Though the myriad influences on American bass music come direct from home soil, it’s also been shaped by the infinite horizon of the internet. XXYYXX, real name Marcel Everett, is a 17-year-old from Orlando who felt alienated by the commercial dance music played out in local clubs. Online, he discovered Rinse FM’s archive of bass-heavy radio shows and a wealth of low-end activity during the height of post-dubstep. “Without the internet, music would be in a totally different state right now and I’d be a completely different person – and that’s the same for anyone my age,” he says. “The idea of the internet is to spread ideas. You take it all in and make something new.” Mixing the pitch-bent sugar rush of future garage with much-loved commercial r’n’b vocal samples, XXYYXX has already produced two LPs brimming with endorphin-fuelled bass music. His online following is huge, an internet sensation in every sense. But like other contemporary American producers, he’s not resting on his laurels. “A lot of people are starting to branch out,” he states. “The whole ‘post dubstep’ label was cool for a minute,
but I’m glad everyone’s trying to break out of that.”
The heightened level of activity in the US has become ever more audible as UK DJs cherry-pick tunes for their own sets. The eighth birthday of London bass weight sanctuary DMZ was marked by Hyperdub boss Kode9 playing a peak-time set spliced with trap and footwork. And like Plastician, fellow bass ambassador Oneman is feeding large doses of bass-driven new-skool hip hop and r’n’b into his selections. “I can incorporate this new young rap sound into what I play because it’s energetic and has a lot of sonic similarities to grime,” he says. But it’s not just one directional. American artists like Baauer, with label affiliations either side of the Atlantic (Mad Decent and LuckyMe), regularly drop UK tunes during live performances. It’s a dialogue that’s breathing life into the UK scene, and emboldening the US one.

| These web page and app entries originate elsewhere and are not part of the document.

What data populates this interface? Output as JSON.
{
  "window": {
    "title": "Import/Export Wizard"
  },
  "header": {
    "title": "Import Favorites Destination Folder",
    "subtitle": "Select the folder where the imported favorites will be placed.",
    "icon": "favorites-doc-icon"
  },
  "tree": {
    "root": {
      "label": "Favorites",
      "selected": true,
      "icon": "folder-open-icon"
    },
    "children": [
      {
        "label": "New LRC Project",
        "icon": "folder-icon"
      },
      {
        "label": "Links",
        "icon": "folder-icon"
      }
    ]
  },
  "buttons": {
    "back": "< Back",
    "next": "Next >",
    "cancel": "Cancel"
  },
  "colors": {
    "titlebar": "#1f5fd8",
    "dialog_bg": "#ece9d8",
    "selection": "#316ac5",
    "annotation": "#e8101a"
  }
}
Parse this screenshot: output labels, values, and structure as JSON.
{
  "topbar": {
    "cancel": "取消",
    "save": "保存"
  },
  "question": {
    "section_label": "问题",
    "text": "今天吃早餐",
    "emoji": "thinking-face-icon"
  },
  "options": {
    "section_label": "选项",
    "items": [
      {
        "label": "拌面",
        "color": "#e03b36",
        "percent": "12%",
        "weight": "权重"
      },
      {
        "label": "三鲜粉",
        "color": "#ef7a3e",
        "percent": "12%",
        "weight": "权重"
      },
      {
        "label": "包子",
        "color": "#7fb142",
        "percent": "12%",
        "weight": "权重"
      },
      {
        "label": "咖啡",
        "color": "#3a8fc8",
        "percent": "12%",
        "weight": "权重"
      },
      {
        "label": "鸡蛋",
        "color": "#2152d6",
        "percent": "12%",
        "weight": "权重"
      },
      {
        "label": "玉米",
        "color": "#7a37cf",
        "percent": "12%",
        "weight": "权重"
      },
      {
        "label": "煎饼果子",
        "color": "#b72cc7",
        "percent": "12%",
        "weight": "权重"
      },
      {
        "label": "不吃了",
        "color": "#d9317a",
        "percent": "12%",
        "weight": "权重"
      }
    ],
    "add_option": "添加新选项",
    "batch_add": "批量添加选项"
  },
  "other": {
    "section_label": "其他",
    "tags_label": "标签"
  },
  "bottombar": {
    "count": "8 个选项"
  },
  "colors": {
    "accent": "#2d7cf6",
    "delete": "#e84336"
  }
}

At tonight’s sold-out show promoted by The Playground at London’s KOKO it’s clear US bass vibrations have spread to an international audience. A queue snakes round the block and Mixmag struggles to get past a scrum of 20-somethings straining to bundle past security. The hype is palpable. XXYYXX’s sleek, rolling rhythms slide straight into a quick-fire session of punishing trap from Salva. It’s his set in particular that proves the power of low-end music currently rumbling out of the States, as he pushes high pressure, piston-powered intensity on to the 1500 strong crowd. You know something’s good when it knocks the air out of your lungs, wherever it comes from.